Although Mexican aerospace industry exports accounted for only two percent of the country’s total external sales in 2013, industry insiders foresee continued growth in this sector for years to come. At the close of 2013, according to data published by Mexico’s National Aerospace Industry Federation, (FEMIA), Mexican aerospace industry manufacturers numbered two hundred and seventy at the end of the calendar year. Although companies involved in producing goods for aviation end uses could be found in eighteen of the Republic’s thirty-one states, and its Federal District, the five entities with the largest concentration of aerospace industry activity are:

  • Baja California with 58 firms;
  • Sonora with 48 manufacturers;
  • Queretaro with 38 companies;
  • Nuevo Leon with 30 aerospace suppliers;
  • Chihuahua with 30 firms.

Despite comprising only a small percentage of the country’s overall export manufactures, the dollar value of goods produced and sent overseas by Mexican aerospace industry producers in 2013 totaled US $3.2 billion.

The principal draw for the industry’s manufacturers to set up shop in Mexico is its advantageous overhead and salary structure. According to the 2014 edition of KPMG’s, Competive Alternatives, the global consulting firm’s annual guide to international business costs, Mexican aerospace industry manufacturers typically achieve a cost advantage of up to thirty-three percent when compared to companies in the industry that are operating in the United States, or in Europe.

In the last ten years, Mexico has risen to become the fifteenth most prodigious manufacturer for world aerospace industry customers.  In additon to attracting manufacturers known worldwide, such as Bombardier, Beechcraft, Eurocopter, Honeywell and others, many of the suppliers to these bigger companies have followed their migratory path creating thousands of jobs for the country’s laborers.
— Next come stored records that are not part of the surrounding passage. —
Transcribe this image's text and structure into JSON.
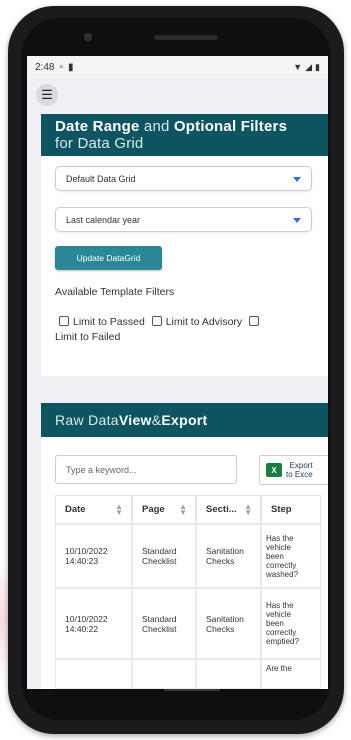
{
  "status": {
    "time": "2:48"
  },
  "filters": {
    "title_bold1": "Date Range",
    "title_mid": " and ",
    "title_bold2": "Optional Filters",
    "title_light": "for Data Grid",
    "grid_select": "Default Data Grid",
    "range_select": "Last calendar year",
    "update_button": "Update DataGrid",
    "template_label": "Available Template Filters",
    "checkboxes": [
      "Limit to Passed",
      "Limit to Advisory",
      "Limit to Failed"
    ]
  },
  "data_section": {
    "title_light": "Raw Data ",
    "title_bold1": "View",
    "title_mid": " & ",
    "title_bold2": "Export",
    "search_placeholder": "Type a keyword...",
    "export_line1": "Export",
    "export_line2": "to Exce",
    "columns": [
      "Date",
      "Page",
      "Secti...",
      "Step"
    ],
    "rows": [
      {
        "date": "10/10/2022\n14:40:23",
        "page": "Standard\nChecklist",
        "section": "Sanitation\nChecks",
        "step": "Has the\nvehicle\nbeen\ncorrectly\nwashed?"
      },
      {
        "date": "10/10/2022\n14:40:22",
        "page": "Standard\nChecklist",
        "section": "Sanitation\nChecks",
        "step": "Has the\nvehicle\nbeen\ncorrectly\nemptied?"
      },
      {
        "date": "",
        "page": "",
        "section": "",
        "step": "Are the"
      }
    ]
  }
}
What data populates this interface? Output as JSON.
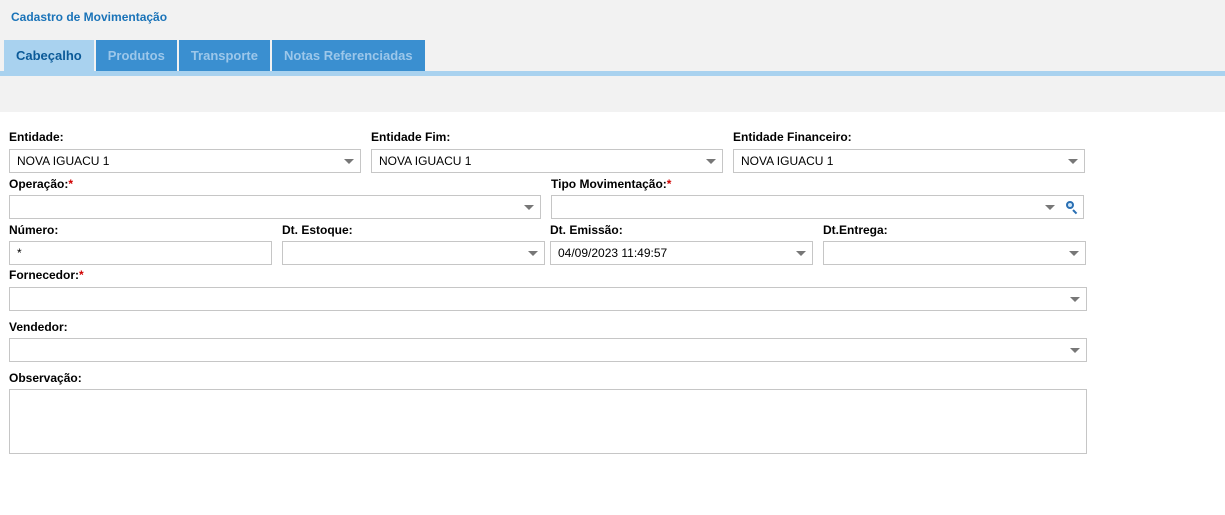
{
  "app": {
    "title": "Cadastro de Movimentação"
  },
  "tabs": [
    {
      "label": "Cabeçalho",
      "active": true
    },
    {
      "label": "Produtos",
      "active": false
    },
    {
      "label": "Transporte",
      "active": false
    },
    {
      "label": "Notas Referenciadas",
      "active": false
    }
  ],
  "required_mark": "*",
  "form": {
    "entidade": {
      "label": "Entidade:",
      "value": "NOVA IGUACU 1"
    },
    "entidade_fim": {
      "label": "Entidade Fim:",
      "value": "NOVA IGUACU 1"
    },
    "entidade_financeiro": {
      "label": "Entidade Financeiro:",
      "value": "NOVA IGUACU 1"
    },
    "operacao": {
      "label": "Operação:",
      "value": ""
    },
    "tipo_movimentacao": {
      "label": "Tipo Movimentação:",
      "value": ""
    },
    "numero": {
      "label": "Número:",
      "value": "*"
    },
    "dt_estoque": {
      "label": "Dt. Estoque:",
      "value": ""
    },
    "dt_emissao": {
      "label": "Dt. Emissão:",
      "value": "04/09/2023 11:49:57"
    },
    "dt_entrega": {
      "label": "Dt.Entrega:",
      "value": ""
    },
    "fornecedor": {
      "label": "Fornecedor:",
      "value": ""
    },
    "vendedor": {
      "label": "Vendedor:",
      "value": ""
    },
    "observacao": {
      "label": "Observação:",
      "value": ""
    }
  },
  "colors": {
    "title": "#1a73b8",
    "tab_active_bg": "#a9d2ef",
    "tab_inactive_bg": "#3a8fd0",
    "required": "#d00000"
  }
}
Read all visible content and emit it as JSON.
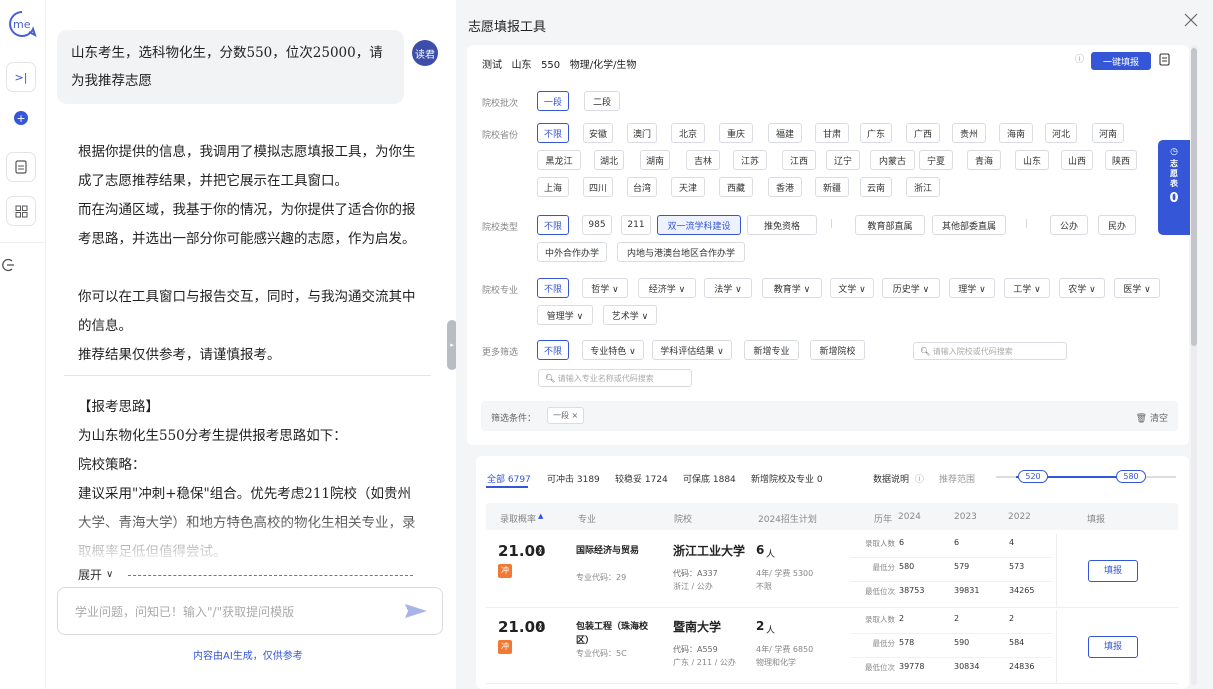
{
  "rail": {
    "logo": "me"
  },
  "chat": {
    "avatar": "读君",
    "user_msg": "山东考生，选科物化生，分数550，位次25000，请为我推荐志愿",
    "ai_para1": "根据你提供的信息，我调用了模拟志愿填报工具，为你生成了志愿推荐结果，并把它展示在工具窗口。",
    "ai_para2": "而在沟通区域，我基于你的情况，为你提供了适合你的报考思路，并选出一部分你可能感兴趣的志愿，作为启发。",
    "ai_para3": "你可以在工具窗口与报告交互，同时，与我沟通交流其中的信息。",
    "ai_para4": "推荐结果仅供参考，请谨慎报考。",
    "h_title": "【报考思路】",
    "h_line1": "为山东物化生550分考生提供报考思路如下：",
    "h_line2": "院校策略：",
    "h_line3": "建议采用\"冲刺+稳保\"组合。优先考虑211院校（如贵州大学、青海大学）和地方特色高校的物化生相关专业，录取概率足低但值得尝试。",
    "expand": "展开",
    "input_placeholder": "学业问题，问知已！输入\"/\"获取提问模版",
    "footer": "内容由AI生成，仅供参考"
  },
  "tool": {
    "title": "志愿填报工具",
    "profile": "测试   山东   550   物理/化学/生物",
    "one_click": "一键填报",
    "filters": {
      "batch_label": "院校批次",
      "batch": [
        "一段",
        "二段"
      ],
      "province_label": "院校省份",
      "provinces": [
        "不限",
        "安徽",
        "澳门",
        "北京",
        "重庆",
        "福建",
        "甘肃",
        "广东",
        "广西",
        "贵州",
        "海南",
        "河北",
        "河南",
        "黑龙江",
        "湖北",
        "湖南",
        "吉林",
        "江苏",
        "江西",
        "辽宁",
        "内蒙古",
        "宁夏",
        "青海",
        "山东",
        "山西",
        "陕西",
        "上海",
        "四川",
        "台湾",
        "天津",
        "西藏",
        "香港",
        "新疆",
        "云南",
        "浙江"
      ],
      "type_label": "院校类型",
      "types": [
        "不限",
        "985",
        "211",
        "双一流学科建设",
        "推免资格",
        "|",
        "教育部直属",
        "其他部委直属",
        "|",
        "公办",
        "民办",
        "中外合作办学",
        "内地与港澳台地区合作办学"
      ],
      "major_label": "院校专业",
      "majors": [
        "不限",
        "哲学 ∨",
        "经济学 ∨",
        "法学 ∨",
        "教育学 ∨",
        "文学 ∨",
        "历史学 ∨",
        "理学 ∨",
        "工学 ∨",
        "农学 ∨",
        "医学 ∨",
        "管理学 ∨",
        "艺术学 ∨"
      ],
      "more_label": "更多筛选",
      "more": [
        "不限",
        "专业特色 ∨",
        "学科评估结果 ∨",
        "新增专业",
        "新增院校"
      ],
      "school_search_ph": "请输入院校或代码搜索",
      "major_search_ph": "请输入专业名称或代码搜索",
      "cond_label": "筛选条件：",
      "cond_tag": "一段 ×",
      "clear": "清空"
    },
    "side_tab": {
      "text": "志愿表",
      "count": "0"
    },
    "result_tabs": [
      "全部 6797",
      "可冲击 3189",
      "较稳妥 1724",
      "可保底 1884",
      "新增院校及专业 0"
    ],
    "data_note": "数据说明",
    "range_label": "推荐范围",
    "range_low": "520",
    "range_high": "580",
    "table_headers": [
      "录取概率",
      "专业",
      "院校",
      "2024招生计划",
      "历年",
      "2024",
      "2023",
      "2022",
      "填报"
    ],
    "rows": [
      {
        "prob": "21.00",
        "pct": "%",
        "tag": "冲",
        "major": "国际经济与贸易",
        "major_code": "专业代码：29",
        "school": "浙江工业大学",
        "school_code": "代码：A337",
        "school_loc": "浙江 / 公办",
        "plan": "6",
        "plan_unit": "人",
        "plan_note1": "4年/ 学费 5300",
        "plan_note2": "不限",
        "hist_labels": [
          "录取人数",
          "最低分",
          "最低位次"
        ],
        "y2024": [
          "6",
          "580",
          "38753"
        ],
        "y2023": [
          "6",
          "579",
          "39831"
        ],
        "y2022": [
          "4",
          "573",
          "34265"
        ],
        "fill": "填报"
      },
      {
        "prob": "21.00",
        "pct": "%",
        "tag": "冲",
        "major": "包装工程（珠海校区）",
        "major_code": "专业代码：5C",
        "school": "暨南大学",
        "school_code": "代码：A559",
        "school_loc": "广东 / 211 / 公办",
        "plan": "2",
        "plan_unit": "人",
        "plan_note1": "4年/ 学费 6850",
        "plan_note2": "物理和化学",
        "hist_labels": [
          "录取人数",
          "最低分",
          "最低位次"
        ],
        "y2024": [
          "2",
          "578",
          "39778"
        ],
        "y2023": [
          "2",
          "590",
          "30834"
        ],
        "y2022": [
          "2",
          "584",
          "24836"
        ],
        "fill": "填报"
      }
    ]
  },
  "colors": {
    "accent": "#3556d6",
    "tag": "#f07a35"
  }
}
As a response to growth in the Mexican aerospace industry, the demand for workers that possess the skills required to make aerospace parts that meet exacting international standards has increased exponentially. Mexico has, thus far, responded well to the challenge of creating a skilled workforce in that there are, at present, fifty-two aerospace industry related courses of study offered in twenty-one of the country’s institutions of higher learning. Queretaro, in particular, has operated a university specifically dedicated to providing its workforce the knowledge and skills needed to succeed in the Mexican aerospace industry since 2007. In addition to manufacturing, companies are gradually becoming involved in conducting industry research on Mexican soil. Honeywell, for example operates a research facility in the border city of Mexicali, Baja California.